Applications of cancer biology to statistics and combinatorics


Dr Chris Greenman, University of East Anglia

Date & Time:

Thursday, 14 May 2015, 14:00

Old Road Campus Research Building, Room 71abc, Headington OX3 7DQ
Cancer Bioinformatics Seminar Series

I. Single cell microscopy enables individual cells to be tracked as they divide, giving detailed information on the lifetimes of single cells, and the identity if their daughter cells. This gives detailed information that we can use to describe the growth of a colony of cells. We use this information to parameterize a model of cell homeostasis in epithelial tissue, and describe how these models may be perturbed in pre-cancerous lesions. This work has led to an elegant unification of two old statistical problems. The Kolmogorov Master equation describes branching processes and has seen many applications ranging from queues to chemical equations. The McKendrick equation describes age-dependent populations and has seen many applications in demography. We describe a hierarchy of equations that incorporates both systems.

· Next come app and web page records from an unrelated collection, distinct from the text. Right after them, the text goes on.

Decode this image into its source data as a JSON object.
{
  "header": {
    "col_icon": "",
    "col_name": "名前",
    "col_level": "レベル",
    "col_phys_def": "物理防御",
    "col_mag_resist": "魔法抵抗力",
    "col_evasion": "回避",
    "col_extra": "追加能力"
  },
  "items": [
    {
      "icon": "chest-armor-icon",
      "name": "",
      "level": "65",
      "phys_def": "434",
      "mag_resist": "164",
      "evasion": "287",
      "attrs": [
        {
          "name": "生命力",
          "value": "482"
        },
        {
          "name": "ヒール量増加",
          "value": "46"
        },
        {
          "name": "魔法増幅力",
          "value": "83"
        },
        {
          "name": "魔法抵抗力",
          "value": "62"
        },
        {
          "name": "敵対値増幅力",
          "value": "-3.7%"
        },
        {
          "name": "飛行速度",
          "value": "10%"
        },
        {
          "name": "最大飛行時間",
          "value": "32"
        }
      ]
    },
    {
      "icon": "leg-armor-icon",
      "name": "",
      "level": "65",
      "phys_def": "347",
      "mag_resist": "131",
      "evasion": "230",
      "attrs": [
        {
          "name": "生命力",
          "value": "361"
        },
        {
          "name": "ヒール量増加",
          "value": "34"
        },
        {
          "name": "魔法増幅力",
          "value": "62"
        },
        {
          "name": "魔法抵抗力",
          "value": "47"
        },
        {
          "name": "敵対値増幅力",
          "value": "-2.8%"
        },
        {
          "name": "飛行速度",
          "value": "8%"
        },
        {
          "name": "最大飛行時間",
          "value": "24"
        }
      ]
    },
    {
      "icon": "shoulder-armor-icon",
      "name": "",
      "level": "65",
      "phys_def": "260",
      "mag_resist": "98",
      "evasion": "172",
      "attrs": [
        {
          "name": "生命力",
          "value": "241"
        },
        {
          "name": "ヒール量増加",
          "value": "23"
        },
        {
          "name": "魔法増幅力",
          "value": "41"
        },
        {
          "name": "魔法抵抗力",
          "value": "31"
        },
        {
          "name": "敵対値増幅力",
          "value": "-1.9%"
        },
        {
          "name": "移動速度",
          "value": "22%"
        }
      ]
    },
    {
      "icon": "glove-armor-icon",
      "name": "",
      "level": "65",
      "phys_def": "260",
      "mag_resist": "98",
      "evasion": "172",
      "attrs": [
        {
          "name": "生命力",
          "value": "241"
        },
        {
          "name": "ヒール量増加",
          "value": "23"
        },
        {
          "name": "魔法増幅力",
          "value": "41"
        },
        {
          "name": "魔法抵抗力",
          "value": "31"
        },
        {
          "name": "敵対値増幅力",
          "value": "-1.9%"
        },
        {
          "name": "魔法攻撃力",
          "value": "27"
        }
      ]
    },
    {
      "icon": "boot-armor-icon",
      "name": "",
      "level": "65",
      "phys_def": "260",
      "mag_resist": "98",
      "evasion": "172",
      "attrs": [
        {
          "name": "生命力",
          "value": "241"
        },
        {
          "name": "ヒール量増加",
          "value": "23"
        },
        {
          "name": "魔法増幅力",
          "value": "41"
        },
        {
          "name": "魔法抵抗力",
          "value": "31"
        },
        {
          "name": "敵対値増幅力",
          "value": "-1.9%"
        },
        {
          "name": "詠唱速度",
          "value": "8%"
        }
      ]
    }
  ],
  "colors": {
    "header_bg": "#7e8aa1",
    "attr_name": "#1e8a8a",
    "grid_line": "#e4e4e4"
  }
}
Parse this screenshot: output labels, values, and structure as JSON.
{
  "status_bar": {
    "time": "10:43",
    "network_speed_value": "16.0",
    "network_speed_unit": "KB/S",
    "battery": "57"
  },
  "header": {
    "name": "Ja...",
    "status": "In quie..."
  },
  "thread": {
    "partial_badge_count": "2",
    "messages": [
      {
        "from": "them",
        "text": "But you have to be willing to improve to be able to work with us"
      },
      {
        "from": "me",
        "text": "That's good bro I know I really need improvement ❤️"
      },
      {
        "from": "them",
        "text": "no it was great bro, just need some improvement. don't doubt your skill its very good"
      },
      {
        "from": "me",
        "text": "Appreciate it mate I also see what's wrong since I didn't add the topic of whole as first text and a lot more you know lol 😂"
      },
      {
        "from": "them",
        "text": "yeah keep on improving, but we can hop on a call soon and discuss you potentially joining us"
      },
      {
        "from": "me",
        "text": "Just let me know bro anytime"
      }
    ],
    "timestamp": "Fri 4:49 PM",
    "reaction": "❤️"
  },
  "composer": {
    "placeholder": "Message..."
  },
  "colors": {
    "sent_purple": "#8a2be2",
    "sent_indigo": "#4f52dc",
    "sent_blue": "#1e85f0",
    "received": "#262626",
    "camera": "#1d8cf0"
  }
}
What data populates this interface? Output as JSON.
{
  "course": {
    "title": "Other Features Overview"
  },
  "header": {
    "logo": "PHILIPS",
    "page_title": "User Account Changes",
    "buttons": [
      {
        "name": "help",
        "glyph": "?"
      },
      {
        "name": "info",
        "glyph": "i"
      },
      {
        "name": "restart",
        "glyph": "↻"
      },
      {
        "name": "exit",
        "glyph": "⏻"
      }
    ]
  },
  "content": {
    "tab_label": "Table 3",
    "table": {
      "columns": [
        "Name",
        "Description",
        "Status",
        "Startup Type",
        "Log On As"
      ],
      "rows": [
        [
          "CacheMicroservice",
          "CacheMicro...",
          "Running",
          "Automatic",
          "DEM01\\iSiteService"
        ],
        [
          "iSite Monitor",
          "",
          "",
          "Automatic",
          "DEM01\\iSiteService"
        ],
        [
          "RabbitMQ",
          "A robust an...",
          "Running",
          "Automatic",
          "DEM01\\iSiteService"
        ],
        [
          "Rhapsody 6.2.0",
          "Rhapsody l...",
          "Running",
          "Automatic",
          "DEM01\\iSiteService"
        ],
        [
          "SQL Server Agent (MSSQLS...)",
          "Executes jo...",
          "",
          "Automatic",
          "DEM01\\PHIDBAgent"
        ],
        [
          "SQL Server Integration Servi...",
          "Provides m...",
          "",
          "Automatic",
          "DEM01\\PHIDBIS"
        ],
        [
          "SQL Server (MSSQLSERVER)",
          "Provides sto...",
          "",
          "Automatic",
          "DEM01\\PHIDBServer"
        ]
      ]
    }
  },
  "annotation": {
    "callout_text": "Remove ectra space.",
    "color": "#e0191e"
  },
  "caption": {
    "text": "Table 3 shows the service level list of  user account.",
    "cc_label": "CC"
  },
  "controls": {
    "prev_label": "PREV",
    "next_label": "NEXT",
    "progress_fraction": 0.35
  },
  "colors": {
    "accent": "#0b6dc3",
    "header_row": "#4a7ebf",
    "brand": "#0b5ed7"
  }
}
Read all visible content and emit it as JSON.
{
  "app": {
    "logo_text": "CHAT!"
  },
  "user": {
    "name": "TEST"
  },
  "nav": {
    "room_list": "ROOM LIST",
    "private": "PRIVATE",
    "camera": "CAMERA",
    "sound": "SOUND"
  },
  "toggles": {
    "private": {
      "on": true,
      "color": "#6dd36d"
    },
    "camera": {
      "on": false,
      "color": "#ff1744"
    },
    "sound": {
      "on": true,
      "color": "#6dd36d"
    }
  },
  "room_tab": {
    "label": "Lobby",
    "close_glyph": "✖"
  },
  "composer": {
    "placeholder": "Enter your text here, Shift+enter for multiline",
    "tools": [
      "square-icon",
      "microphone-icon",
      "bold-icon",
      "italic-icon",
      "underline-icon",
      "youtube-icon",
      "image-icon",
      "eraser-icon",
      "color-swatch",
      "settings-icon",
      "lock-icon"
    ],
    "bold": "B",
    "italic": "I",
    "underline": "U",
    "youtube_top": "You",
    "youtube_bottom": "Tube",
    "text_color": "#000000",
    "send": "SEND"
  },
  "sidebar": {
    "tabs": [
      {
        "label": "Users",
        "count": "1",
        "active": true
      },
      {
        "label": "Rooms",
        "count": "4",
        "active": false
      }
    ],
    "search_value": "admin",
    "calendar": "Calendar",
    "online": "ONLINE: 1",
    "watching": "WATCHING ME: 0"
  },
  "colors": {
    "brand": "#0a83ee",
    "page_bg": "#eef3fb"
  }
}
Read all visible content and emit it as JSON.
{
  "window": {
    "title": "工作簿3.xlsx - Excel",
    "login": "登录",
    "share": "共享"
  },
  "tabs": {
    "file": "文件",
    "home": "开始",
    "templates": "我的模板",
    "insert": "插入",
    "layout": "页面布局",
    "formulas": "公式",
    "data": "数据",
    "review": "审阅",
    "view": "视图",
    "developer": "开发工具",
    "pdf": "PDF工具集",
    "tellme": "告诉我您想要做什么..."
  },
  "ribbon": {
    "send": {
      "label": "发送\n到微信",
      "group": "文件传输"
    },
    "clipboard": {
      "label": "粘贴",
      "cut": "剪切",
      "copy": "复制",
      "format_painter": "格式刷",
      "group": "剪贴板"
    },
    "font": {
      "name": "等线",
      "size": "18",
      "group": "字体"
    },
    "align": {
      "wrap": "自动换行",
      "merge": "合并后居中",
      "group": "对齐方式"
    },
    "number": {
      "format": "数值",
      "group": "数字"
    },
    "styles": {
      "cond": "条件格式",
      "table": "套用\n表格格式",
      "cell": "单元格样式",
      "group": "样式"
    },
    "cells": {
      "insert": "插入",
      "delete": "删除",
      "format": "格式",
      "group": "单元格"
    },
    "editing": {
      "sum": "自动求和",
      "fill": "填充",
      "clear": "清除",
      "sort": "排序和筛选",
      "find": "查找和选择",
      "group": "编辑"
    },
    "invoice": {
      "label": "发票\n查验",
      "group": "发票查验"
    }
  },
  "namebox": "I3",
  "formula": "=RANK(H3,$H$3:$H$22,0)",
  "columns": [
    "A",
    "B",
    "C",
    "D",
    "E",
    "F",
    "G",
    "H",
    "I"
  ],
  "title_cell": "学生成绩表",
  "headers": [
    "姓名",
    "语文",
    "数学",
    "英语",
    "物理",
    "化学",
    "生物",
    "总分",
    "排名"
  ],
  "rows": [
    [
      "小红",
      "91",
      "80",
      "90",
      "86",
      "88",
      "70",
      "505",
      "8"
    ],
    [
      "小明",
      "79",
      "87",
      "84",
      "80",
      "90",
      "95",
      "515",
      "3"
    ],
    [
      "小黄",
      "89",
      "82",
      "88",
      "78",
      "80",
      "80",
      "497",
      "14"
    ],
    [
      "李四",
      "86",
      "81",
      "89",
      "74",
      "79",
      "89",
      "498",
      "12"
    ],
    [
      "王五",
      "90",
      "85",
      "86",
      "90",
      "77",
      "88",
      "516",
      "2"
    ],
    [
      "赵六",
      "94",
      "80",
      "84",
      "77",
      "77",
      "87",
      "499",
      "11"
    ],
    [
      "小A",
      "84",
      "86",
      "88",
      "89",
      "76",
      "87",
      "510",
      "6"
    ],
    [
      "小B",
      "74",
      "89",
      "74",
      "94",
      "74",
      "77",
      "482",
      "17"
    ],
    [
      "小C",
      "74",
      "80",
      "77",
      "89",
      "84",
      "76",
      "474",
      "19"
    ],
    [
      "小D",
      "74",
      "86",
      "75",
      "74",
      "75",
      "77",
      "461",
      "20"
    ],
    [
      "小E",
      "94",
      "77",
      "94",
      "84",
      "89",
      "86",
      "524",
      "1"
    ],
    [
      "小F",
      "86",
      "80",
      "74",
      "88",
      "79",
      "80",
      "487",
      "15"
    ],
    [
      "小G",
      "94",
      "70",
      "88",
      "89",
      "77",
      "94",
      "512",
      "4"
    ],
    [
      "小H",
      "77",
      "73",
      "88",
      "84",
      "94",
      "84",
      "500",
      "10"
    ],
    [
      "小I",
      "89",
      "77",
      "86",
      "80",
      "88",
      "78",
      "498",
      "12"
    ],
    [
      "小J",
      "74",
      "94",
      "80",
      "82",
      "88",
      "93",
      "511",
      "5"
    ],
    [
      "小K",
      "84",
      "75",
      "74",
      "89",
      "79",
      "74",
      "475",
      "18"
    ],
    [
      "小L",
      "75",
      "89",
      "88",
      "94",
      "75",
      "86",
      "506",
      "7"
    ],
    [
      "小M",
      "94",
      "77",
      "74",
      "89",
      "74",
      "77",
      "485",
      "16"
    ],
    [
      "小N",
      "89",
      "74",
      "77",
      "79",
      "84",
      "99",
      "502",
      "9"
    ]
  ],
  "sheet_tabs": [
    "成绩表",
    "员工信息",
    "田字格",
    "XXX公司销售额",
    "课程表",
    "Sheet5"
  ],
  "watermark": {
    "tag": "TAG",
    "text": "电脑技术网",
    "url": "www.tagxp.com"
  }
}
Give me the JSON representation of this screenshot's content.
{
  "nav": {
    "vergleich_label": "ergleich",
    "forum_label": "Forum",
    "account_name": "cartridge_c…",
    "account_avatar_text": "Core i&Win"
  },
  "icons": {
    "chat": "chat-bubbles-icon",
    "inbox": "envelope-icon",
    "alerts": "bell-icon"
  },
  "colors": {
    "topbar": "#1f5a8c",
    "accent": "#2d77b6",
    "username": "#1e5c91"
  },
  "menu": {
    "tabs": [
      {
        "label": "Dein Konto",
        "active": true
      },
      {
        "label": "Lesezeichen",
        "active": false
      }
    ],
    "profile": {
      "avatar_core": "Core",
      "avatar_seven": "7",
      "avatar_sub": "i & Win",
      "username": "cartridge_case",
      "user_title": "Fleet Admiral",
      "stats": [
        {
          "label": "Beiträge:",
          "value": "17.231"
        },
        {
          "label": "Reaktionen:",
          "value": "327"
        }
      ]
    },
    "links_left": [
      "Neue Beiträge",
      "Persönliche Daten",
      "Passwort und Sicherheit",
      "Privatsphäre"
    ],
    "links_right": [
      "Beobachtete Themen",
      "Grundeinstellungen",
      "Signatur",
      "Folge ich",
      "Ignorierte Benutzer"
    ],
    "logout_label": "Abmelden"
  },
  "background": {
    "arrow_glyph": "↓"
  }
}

II. Genomic rearrangements are a major source of variation in cancer genomes. We firstly examine next generation sequencing data and describe some of the problems associated with (i) describing how DNA segments combine into chromosomes, and (ii) the evolutionary steps that have taken place to produce the observed data. We secondly describe some combinatorial patterns that emerge from these processes, which tell us that even with perfect sequence data, we still cannot necessarily describe how the genomes have evolved.

About Us
We aim to enhance clinical and basic cancer research in Oxford with the ultimate goal of increasing cancer cure rates.
In Oxford, we have a great wealth of broad-ranging expertise and a powerful network of cancer researchers.
Study With Us
Our graduate training programmes for both scientists and clinicians are internationally recognised.